--- START ---

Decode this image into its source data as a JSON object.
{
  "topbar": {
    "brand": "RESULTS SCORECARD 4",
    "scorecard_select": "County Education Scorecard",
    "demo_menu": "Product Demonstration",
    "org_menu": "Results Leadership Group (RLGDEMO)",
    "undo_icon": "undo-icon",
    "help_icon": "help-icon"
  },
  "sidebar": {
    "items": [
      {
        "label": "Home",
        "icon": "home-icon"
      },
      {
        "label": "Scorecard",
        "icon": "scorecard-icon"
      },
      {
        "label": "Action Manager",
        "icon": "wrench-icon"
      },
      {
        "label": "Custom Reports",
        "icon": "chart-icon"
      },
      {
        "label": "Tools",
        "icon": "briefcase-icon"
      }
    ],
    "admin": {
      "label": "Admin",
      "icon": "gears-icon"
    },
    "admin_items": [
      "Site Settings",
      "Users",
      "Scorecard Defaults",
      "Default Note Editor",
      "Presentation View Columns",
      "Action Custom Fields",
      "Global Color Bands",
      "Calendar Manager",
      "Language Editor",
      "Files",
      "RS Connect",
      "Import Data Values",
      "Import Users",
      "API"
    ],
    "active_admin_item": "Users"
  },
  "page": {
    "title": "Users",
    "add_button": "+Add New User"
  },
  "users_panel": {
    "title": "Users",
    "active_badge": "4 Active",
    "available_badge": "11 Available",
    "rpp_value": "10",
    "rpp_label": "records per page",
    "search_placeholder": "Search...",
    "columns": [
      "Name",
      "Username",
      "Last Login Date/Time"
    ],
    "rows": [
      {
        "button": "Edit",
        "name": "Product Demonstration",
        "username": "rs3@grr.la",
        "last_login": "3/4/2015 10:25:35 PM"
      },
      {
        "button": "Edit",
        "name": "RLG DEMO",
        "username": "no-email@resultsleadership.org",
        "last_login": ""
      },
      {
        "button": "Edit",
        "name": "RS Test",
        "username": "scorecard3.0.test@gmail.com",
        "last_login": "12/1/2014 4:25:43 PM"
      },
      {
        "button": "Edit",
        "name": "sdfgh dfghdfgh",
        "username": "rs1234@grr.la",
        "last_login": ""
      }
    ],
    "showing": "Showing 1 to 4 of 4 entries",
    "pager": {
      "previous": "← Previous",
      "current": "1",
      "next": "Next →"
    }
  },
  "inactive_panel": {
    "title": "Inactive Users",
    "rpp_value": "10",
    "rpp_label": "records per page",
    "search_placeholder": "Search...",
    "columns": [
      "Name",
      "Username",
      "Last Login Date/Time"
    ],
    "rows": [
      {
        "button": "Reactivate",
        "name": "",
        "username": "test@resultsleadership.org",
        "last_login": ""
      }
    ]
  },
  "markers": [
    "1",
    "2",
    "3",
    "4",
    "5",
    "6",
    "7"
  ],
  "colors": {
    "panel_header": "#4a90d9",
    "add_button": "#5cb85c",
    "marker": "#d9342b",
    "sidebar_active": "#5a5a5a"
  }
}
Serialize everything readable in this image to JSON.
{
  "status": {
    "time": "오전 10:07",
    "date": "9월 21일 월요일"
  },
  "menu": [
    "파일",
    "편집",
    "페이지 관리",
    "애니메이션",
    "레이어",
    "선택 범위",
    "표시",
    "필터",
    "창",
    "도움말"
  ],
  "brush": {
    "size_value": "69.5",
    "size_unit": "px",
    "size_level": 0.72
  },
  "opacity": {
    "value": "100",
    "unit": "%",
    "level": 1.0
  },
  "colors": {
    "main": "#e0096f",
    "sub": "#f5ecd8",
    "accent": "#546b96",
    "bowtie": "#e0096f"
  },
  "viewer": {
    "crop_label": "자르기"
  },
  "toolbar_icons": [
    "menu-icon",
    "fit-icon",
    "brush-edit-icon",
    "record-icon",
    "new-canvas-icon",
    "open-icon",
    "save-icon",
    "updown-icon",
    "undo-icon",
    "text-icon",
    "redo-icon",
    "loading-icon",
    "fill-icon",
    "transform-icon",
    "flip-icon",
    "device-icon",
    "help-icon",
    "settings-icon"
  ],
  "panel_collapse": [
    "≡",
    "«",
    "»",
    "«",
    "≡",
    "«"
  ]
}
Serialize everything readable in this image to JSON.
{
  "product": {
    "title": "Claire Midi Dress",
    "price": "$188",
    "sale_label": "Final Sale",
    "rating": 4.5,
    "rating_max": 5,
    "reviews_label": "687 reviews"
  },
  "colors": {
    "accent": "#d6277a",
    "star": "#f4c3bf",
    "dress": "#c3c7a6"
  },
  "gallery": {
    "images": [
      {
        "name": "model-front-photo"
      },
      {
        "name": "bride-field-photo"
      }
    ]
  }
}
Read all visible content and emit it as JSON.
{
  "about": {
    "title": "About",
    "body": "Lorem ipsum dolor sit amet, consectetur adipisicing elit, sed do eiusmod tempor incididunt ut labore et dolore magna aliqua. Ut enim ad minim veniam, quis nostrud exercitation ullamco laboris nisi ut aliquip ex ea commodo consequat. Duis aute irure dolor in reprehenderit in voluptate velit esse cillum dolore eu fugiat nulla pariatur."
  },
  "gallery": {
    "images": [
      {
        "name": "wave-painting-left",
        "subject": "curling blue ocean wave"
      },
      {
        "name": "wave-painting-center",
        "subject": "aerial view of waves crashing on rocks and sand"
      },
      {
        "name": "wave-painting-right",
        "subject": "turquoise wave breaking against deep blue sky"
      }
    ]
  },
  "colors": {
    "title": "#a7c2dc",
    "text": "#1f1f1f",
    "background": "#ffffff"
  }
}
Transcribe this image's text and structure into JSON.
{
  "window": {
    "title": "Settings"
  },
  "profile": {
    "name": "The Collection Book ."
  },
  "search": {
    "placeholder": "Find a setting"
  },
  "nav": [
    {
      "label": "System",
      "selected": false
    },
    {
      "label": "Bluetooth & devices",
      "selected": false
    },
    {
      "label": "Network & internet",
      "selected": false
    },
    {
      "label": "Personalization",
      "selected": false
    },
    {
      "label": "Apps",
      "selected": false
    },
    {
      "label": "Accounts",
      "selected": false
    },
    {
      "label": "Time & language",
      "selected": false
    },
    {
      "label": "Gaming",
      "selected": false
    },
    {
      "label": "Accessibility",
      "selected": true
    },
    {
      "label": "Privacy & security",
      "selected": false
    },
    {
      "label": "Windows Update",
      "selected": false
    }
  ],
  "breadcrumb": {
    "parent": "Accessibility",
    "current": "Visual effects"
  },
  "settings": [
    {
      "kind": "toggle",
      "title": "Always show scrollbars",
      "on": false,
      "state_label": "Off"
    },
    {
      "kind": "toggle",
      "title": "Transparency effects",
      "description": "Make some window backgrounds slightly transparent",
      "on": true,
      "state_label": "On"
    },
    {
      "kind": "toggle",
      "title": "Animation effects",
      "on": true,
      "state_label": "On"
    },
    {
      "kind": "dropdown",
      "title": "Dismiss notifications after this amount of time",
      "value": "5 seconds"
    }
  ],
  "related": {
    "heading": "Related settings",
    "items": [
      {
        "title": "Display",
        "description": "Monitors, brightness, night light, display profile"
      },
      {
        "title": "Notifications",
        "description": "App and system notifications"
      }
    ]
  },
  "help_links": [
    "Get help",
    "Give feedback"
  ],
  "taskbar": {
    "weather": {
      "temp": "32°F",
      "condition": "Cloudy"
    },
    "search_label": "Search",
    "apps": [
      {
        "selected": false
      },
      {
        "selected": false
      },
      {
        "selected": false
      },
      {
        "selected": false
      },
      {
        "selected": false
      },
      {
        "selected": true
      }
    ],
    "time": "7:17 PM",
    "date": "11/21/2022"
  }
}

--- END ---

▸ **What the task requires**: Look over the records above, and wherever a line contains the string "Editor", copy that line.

▸ **Result for this task**:
      "Default Note Editor",
      "Language Editor",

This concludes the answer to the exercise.